• **ACTIVITY**: Report the number of lines in these entries that contain "Special". Write only the number.

• **EXERCISE MATERIAL**:
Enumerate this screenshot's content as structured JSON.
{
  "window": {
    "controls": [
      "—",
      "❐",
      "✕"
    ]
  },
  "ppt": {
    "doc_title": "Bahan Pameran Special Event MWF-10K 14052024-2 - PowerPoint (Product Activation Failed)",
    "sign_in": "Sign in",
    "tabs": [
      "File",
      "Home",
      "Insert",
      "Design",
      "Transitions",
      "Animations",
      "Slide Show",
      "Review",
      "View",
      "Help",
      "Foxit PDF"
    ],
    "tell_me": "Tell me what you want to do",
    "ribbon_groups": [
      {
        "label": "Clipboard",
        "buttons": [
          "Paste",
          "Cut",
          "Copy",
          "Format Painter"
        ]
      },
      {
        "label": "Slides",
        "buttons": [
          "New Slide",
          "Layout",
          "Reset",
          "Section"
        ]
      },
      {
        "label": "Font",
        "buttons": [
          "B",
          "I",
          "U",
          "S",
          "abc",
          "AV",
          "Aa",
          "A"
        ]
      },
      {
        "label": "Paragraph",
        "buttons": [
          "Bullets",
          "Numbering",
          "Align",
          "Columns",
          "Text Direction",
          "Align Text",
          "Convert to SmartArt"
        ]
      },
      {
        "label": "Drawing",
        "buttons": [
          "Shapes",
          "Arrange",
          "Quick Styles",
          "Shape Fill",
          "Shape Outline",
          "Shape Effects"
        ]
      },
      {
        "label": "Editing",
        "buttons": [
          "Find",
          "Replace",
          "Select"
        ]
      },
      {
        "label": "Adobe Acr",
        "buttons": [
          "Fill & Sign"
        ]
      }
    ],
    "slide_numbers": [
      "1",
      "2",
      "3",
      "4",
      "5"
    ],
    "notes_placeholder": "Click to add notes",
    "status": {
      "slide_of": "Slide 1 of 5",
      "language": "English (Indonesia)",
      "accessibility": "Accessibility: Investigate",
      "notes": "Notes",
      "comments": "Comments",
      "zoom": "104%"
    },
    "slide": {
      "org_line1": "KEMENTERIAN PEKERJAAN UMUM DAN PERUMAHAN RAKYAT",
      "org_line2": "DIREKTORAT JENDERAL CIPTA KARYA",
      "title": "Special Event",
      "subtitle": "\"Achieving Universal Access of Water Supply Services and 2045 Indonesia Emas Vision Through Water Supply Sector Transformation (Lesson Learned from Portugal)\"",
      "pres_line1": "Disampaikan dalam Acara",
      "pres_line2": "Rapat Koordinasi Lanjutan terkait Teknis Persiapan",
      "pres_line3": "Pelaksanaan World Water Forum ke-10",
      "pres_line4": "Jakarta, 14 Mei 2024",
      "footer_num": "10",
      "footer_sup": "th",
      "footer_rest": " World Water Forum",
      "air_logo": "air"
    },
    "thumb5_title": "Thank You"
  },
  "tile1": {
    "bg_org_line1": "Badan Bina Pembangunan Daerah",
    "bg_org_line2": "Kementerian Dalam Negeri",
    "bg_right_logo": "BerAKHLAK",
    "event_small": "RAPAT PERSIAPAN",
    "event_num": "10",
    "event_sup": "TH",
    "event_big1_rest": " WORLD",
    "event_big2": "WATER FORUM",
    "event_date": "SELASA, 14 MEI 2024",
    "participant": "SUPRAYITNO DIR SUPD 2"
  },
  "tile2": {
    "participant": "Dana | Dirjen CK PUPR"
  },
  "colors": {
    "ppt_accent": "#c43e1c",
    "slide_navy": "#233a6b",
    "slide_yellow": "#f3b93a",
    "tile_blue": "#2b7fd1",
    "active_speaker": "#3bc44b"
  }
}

• **ANSWER TO THE PROBLEM**: 2